Identity and non-traditional use cases help orgs find funding
30 December, 2016
By Adrian Turner, SIA Contributing Writer
On a train platform in Washington, D.C., a lone wanderer threw himself onto inside train tracks operated by the Washington Metropolitan Area Transit Authority (WMATA).
A train immediately pulls into the rail station, passing over the supposed suicide jumper. A long minute passes, and then remarkably the individual emerges unscathed from under the train. The man had survived his suicide attempt, but instead of being grateful, he makes an obscene gesture at the driver.
That was the scene depicted on a video screened by WMATA Deputy Chief Engineer Marshall Epler at the 2016 SIA Government Summit in Washington. Epler showed the video to private and public sector security personnel, drawn from the security industry and government agencies, to demonstrate the dual uses of video surveillance technology. Although WMATA depends on video surveillance for security, the agency also uses the tool for safety and other purposes as well, extending its utility across its operations.
Using a physical security information management (PSIM) system, WMATA integrates cameras across its transportation system via software. When an incident occurs – like a suicide attempt – they can see what is transpiring in real time from a command center as the PSIM activates the camera closest to the event. The cameras can also work in tandem with the WMATA smart card, known as “SmarTrip,” which passengers use to enter transit stations and ride trains and buses.
IP cameras are really a computer with a lens, and the processing power continues to increase much like that of a smart phone

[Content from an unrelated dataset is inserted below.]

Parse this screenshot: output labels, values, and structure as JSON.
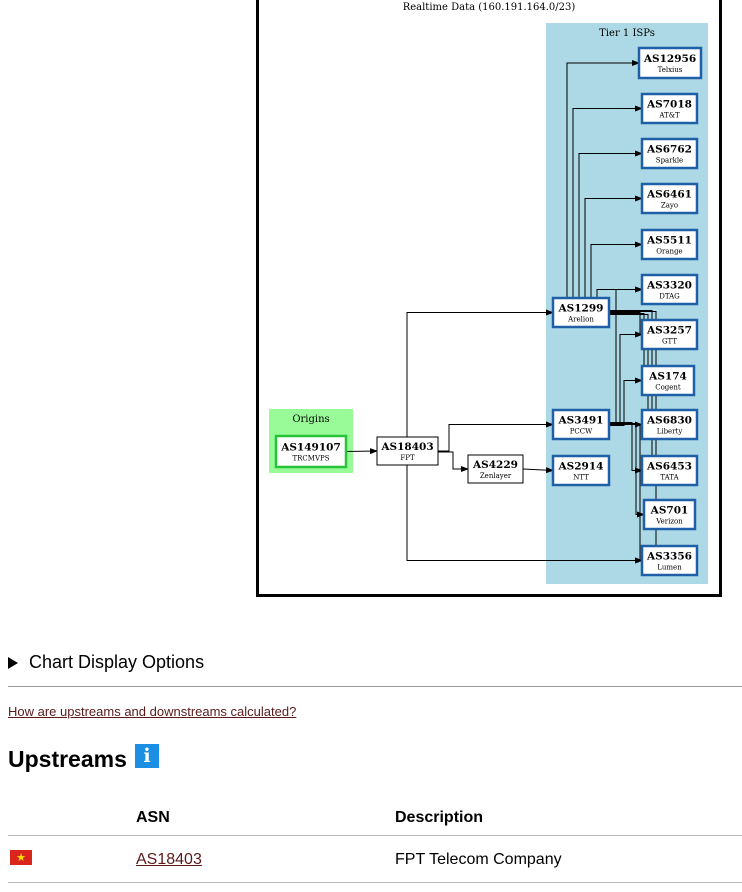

Each SmarTrip card has a unique identifier, Epler says. As such, the movements of an individual card can be tracked throughout the Metro system. And if purchased or refueled with a credit card, WMATA can link the SmarTrip card to a residential address even if it’s not registered through the identification code. WMATA video cameras generally provide 60 pixels of resolution per foot, good enough to identify the faces of people traveling through the system. The video surveillance, coupled with the smart card information, is often enough to confirm the identity of bad actors, Epler says.
Anthony Incorvati of Axis Communications chairs SIA’s Transportation Policy Working Group and moderated the panel on which Epler was speaking. He emphasized that the benefits of security technology have moved beyond traditional security applications.
IP cameras are really a computer with a lens, and the processing power continues to increase much like that of a smart phone, Incorvati says. “A computer with a lens provides an open platform for more intelligence to be pushed to the edge. IP cameras have opened up to allow third-party developers to create applications that reside on the camera.”
For example, an airport in Texas placed cameras at the entrances to its restrooms – not to peer inside but to keep watch on the entranceway. The cameras provide a security benefit, but they also have other uses such as counting the number of individuals who enter each restroom. When that count hits a certain number, the camera automatically notifies a cleaning crew.
SIA works closely with the American Public Transportation Association (APTA) on security issues confronting public transit owners and operators. APTA is a big tent with lots of members of varying size and interests, but the association tries to help all of its members with technical services support, explains Randy Clarke, acting vice president for Member Services at APTA.
Public transit supports 11 billion trips annually, 16 times more than airlines, Clarke says. Almost all people riding public transit go through little to no security checks. “It is all open architecture, all designed to move people. Our business in transit is speed and efficiency of moving people,” Clarke explains. “It’s very hard to get the counterbalance of security while fulfilling our mission of moving people.”
“It’s an unbelievably porous environment with a lot of people and [therefore] a difficult place to maintain security,” he adds.